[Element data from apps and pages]

+-------+

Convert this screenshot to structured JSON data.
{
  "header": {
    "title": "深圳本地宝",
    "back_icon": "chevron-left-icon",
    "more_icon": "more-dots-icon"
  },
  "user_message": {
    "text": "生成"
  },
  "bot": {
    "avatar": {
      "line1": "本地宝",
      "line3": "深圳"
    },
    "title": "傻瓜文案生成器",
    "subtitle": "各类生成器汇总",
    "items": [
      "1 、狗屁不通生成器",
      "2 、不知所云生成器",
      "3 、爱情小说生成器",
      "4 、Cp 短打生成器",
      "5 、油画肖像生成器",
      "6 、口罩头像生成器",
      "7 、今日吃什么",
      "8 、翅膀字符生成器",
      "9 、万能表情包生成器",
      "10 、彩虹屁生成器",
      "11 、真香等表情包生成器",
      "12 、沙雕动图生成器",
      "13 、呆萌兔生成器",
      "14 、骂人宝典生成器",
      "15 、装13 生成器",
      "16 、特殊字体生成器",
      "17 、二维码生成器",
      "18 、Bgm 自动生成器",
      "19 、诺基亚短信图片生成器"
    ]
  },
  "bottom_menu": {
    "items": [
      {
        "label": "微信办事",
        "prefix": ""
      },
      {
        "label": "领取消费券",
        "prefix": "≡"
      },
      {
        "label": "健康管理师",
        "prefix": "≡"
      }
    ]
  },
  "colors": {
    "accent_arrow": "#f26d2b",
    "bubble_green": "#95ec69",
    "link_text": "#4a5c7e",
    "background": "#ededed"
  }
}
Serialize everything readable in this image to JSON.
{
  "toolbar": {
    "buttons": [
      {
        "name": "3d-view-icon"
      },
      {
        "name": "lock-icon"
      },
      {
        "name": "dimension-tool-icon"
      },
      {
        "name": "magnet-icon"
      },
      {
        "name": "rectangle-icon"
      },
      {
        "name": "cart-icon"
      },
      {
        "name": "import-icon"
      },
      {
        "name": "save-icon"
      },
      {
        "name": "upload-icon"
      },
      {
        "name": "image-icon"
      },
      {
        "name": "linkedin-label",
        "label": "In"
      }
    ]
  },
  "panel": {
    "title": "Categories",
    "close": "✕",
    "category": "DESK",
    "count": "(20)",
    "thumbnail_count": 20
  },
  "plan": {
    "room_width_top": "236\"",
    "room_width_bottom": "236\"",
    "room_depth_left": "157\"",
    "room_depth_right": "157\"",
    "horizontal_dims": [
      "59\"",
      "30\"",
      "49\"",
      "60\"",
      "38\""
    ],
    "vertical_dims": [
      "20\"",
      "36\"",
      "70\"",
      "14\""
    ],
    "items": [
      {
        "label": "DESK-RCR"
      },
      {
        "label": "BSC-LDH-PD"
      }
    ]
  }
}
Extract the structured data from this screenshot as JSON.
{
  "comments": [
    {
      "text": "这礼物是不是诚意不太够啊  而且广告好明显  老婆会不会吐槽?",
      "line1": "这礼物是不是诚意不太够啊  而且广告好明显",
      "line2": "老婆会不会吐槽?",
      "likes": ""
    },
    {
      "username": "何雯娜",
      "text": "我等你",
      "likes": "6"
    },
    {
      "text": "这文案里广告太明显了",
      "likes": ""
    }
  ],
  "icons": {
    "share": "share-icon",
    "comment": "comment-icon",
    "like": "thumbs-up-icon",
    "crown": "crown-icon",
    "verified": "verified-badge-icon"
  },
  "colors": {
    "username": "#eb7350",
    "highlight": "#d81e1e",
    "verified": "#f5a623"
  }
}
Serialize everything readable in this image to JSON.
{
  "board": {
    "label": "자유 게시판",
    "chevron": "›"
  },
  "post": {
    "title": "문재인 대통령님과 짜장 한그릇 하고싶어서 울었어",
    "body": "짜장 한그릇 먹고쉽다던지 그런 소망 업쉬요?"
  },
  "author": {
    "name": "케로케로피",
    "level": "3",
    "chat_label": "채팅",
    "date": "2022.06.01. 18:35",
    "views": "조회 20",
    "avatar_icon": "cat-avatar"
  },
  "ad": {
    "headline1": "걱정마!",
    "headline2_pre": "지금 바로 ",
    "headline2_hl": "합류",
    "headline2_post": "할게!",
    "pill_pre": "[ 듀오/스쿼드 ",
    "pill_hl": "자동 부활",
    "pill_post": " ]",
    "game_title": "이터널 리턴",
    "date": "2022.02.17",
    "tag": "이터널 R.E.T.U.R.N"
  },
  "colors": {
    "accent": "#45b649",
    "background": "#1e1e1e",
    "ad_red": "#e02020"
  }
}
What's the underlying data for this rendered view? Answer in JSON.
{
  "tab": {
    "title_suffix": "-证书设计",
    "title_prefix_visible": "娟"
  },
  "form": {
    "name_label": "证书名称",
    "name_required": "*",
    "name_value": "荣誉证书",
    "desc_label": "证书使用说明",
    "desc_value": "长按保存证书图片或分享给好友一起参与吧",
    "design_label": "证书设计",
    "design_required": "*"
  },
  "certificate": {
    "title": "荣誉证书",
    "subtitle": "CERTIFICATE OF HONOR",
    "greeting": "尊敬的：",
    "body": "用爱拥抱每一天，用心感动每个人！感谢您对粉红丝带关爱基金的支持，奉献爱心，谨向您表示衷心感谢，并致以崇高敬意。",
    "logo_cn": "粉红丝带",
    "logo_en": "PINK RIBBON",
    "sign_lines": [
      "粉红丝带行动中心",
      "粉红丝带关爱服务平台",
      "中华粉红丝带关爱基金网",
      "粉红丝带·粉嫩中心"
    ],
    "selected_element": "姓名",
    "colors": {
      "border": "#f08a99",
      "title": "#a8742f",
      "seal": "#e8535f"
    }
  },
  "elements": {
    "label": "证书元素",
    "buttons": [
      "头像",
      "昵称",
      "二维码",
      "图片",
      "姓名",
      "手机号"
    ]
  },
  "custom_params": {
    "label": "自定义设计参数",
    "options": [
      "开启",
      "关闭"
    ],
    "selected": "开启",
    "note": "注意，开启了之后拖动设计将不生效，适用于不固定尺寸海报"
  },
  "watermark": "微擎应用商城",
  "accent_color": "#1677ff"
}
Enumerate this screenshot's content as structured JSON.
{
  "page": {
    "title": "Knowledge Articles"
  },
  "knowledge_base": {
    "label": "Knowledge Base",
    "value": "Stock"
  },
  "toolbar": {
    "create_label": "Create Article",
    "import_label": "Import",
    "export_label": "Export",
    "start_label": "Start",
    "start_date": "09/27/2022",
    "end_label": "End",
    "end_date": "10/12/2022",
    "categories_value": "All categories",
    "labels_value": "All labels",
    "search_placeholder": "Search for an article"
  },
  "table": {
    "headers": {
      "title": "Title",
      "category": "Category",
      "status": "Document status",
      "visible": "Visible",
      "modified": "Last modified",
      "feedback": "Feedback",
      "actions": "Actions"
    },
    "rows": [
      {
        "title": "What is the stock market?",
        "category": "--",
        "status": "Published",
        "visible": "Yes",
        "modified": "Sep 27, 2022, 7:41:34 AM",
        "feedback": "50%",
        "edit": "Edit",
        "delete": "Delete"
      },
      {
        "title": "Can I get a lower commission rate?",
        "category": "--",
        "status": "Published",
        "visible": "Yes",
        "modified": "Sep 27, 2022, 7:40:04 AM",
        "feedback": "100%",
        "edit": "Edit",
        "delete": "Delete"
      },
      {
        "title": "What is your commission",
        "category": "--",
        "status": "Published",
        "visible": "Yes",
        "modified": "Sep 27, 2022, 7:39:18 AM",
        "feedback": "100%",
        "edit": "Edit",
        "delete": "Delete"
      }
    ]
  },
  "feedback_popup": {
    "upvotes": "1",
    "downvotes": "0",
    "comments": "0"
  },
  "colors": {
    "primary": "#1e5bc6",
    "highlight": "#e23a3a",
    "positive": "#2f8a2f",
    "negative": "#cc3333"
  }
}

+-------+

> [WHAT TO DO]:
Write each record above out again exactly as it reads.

> [RESPONSE TO THE TASK]:
Convert this screenshot to structured JSON data.
{
  "header": {
    "title": "深圳本地宝",
    "back_icon": "chevron-left-icon",
    "more_icon": "more-dots-icon"
  },
  "user_message": {
    "text": "生成"
  },
  "bot": {
    "avatar": {
      "line1": "本地宝",
      "line3": "深圳"
    },
    "title": "傻瓜文案生成器",
    "subtitle": "各类生成器汇总",
    "items": [
      "1 、狗屁不通生成器",
      "2 、不知所云生成器",
      "3 、爱情小说生成器",
      "4 、Cp 短打生成器",
      "5 、油画肖像生成器",
      "6 、口罩头像生成器",
      "7 、今日吃什么",
      "8 、翅膀字符生成器",
      "9 、万能表情包生成器",
      "10 、彩虹屁生成器",
      "11 、真香等表情包生成器",
      "12 、沙雕动图生成器",
      "13 、呆萌兔生成器",
      "14 、骂人宝典生成器",
      "15 、装13 生成器",
      "16 、特殊字体生成器",
      "17 、二维码生成器",
      "18 、Bgm 自动生成器",
      "19 、诺基亚短信图片生成器"
    ]
  },
  "bottom_menu": {
    "items": [
      {
        "label": "微信办事",
        "prefix": ""
      },
      {
        "label": "领取消费券",
        "prefix": "≡"
      },
      {
        "label": "健康管理师",
        "prefix": "≡"
      }
    ]
  },
  "colors": {
    "accent_arrow": "#f26d2b",
    "bubble_green": "#95ec69",
    "link_text": "#4a5c7e",
    "background": "#ededed"
  }
}
Serialize everything readable in this image to JSON.
{
  "toolbar": {
    "buttons": [
      {
        "name": "3d-view-icon"
      },
      {
        "name": "lock-icon"
      },
      {
        "name": "dimension-tool-icon"
      },
      {
        "name": "magnet-icon"
      },
      {
        "name": "rectangle-icon"
      },
      {
        "name": "cart-icon"
      },
      {
        "name": "import-icon"
      },
      {
        "name": "save-icon"
      },
      {
        "name": "upload-icon"
      },
      {
        "name": "image-icon"
      },
      {
        "name": "linkedin-label",
        "label": "In"
      }
    ]
  },
  "panel": {
    "title": "Categories",
    "close": "✕",
    "category": "DESK",
    "count": "(20)",
    "thumbnail_count": 20
  },
  "plan": {
    "room_width_top": "236\"",
    "room_width_bottom": "236\"",
    "room_depth_left": "157\"",
    "room_depth_right": "157\"",
    "horizontal_dims": [
      "59\"",
      "30\"",
      "49\"",
      "60\"",
      "38\""
    ],
    "vertical_dims": [
      "20\"",
      "36\"",
      "70\"",
      "14\""
    ],
    "items": [
      {
        "label": "DESK-RCR"
      },
      {
        "label": "BSC-LDH-PD"
      }
    ]
  }
}
Extract the structured data from this screenshot as JSON.
{
  "comments": [
    {
      "text": "这礼物是不是诚意不太够啊  而且广告好明显  老婆会不会吐槽?",
      "line1": "这礼物是不是诚意不太够啊  而且广告好明显",
      "line2": "老婆会不会吐槽?",
      "likes": ""
    },
    {
      "username": "何雯娜",
      "text": "我等你",
      "likes": "6"
    },
    {
      "text": "这文案里广告太明显了",
      "likes": ""
    }
  ],
  "icons": {
    "share": "share-icon",
    "comment": "comment-icon",
    "like": "thumbs-up-icon",
    "crown": "crown-icon",
    "verified": "verified-badge-icon"
  },
  "colors": {
    "username": "#eb7350",
    "highlight": "#d81e1e",
    "verified": "#f5a623"
  }
}
Serialize everything readable in this image to JSON.
{
  "board": {
    "label": "자유 게시판",
    "chevron": "›"
  },
  "post": {
    "title": "문재인 대통령님과 짜장 한그릇 하고싶어서 울었어",
    "body": "짜장 한그릇 먹고쉽다던지 그런 소망 업쉬요?"
  },
  "author": {
    "name": "케로케로피",
    "level": "3",
    "chat_label": "채팅",
    "date": "2022.06.01. 18:35",
    "views": "조회 20",
    "avatar_icon": "cat-avatar"
  },
  "ad": {
    "headline1": "걱정마!",
    "headline2_pre": "지금 바로 ",
    "headline2_hl": "합류",
    "headline2_post": "할게!",
    "pill_pre": "[ 듀오/스쿼드 ",
    "pill_hl": "자동 부활",
    "pill_post": " ]",
    "game_title": "이터널 리턴",
    "date": "2022.02.17",
    "tag": "이터널 R.E.T.U.R.N"
  },
  "colors": {
    "accent": "#45b649",
    "background": "#1e1e1e",
    "ad_red": "#e02020"
  }
}
What's the underlying data for this rendered view? Answer in JSON.
{
  "tab": {
    "title_suffix": "-证书设计",
    "title_prefix_visible": "娟"
  },
  "form": {
    "name_label": "证书名称",
    "name_required": "*",
    "name_value": "荣誉证书",
    "desc_label": "证书使用说明",
    "desc_value": "长按保存证书图片或分享给好友一起参与吧",
    "design_label": "证书设计",
    "design_required": "*"
  },
  "certificate": {
    "title": "荣誉证书",
    "subtitle": "CERTIFICATE OF HONOR",
    "greeting": "尊敬的：",
    "body": "用爱拥抱每一天，用心感动每个人！感谢您对粉红丝带关爱基金的支持，奉献爱心，谨向您表示衷心感谢，并致以崇高敬意。",
    "logo_cn": "粉红丝带",
    "logo_en": "PINK RIBBON",
    "sign_lines": [
      "粉红丝带行动中心",
      "粉红丝带关爱服务平台",
      "中华粉红丝带关爱基金网",
      "粉红丝带·粉嫩中心"
    ],
    "selected_element": "姓名",
    "colors": {
      "border": "#f08a99",
      "title": "#a8742f",
      "seal": "#e8535f"
    }
  },
  "elements": {
    "label": "证书元素",
    "buttons": [
      "头像",
      "昵称",
      "二维码",
      "图片",
      "姓名",
      "手机号"
    ]
  },
  "custom_params": {
    "label": "自定义设计参数",
    "options": [
      "开启",
      "关闭"
    ],
    "selected": "开启",
    "note": "注意，开启了之后拖动设计将不生效，适用于不固定尺寸海报"
  },
  "watermark": "微擎应用商城",
  "accent_color": "#1677ff"
}
Enumerate this screenshot's content as structured JSON.
{
  "page": {
    "title": "Knowledge Articles"
  },
  "knowledge_base": {
    "label": "Knowledge Base",
    "value": "Stock"
  },
  "toolbar": {
    "create_label": "Create Article",
    "import_label": "Import",
    "export_label": "Export",
    "start_label": "Start",
    "start_date": "09/27/2022",
    "end_label": "End",
    "end_date": "10/12/2022",
    "categories_value": "All categories",
    "labels_value": "All labels",
    "search_placeholder": "Search for an article"
  },
  "table": {
    "headers": {
      "title": "Title",
      "category": "Category",
      "status": "Document status",
      "visible": "Visible",
      "modified": "Last modified",
      "feedback": "Feedback",
      "actions": "Actions"
    },
    "rows": [
      {
        "title": "What is the stock market?",
        "category": "--",
        "status": "Published",
        "visible": "Yes",
        "modified": "Sep 27, 2022, 7:41:34 AM",
        "feedback": "50%",
        "edit": "Edit",
        "delete": "Delete"
      },
      {
        "title": "Can I get a lower commission rate?",
        "category": "--",
        "status": "Published",
        "visible": "Yes",
        "modified": "Sep 27, 2022, 7:40:04 AM",
        "feedback": "100%",
        "edit": "Edit",
        "delete": "Delete"
      },
      {
        "title": "What is your commission",
        "category": "--",
        "status": "Published",
        "visible": "Yes",
        "modified": "Sep 27, 2022, 7:39:18 AM",
        "feedback": "100%",
        "edit": "Edit",
        "delete": "Delete"
      }
    ]
  },
  "feedback_popup": {
    "upvotes": "1",
    "downvotes": "0",
    "comments": "0"
  },
  "colors": {
    "primary": "#1e5bc6",
    "highlight": "#e23a3a",
    "positive": "#2f8a2f",
    "negative": "#cc3333"
  }
}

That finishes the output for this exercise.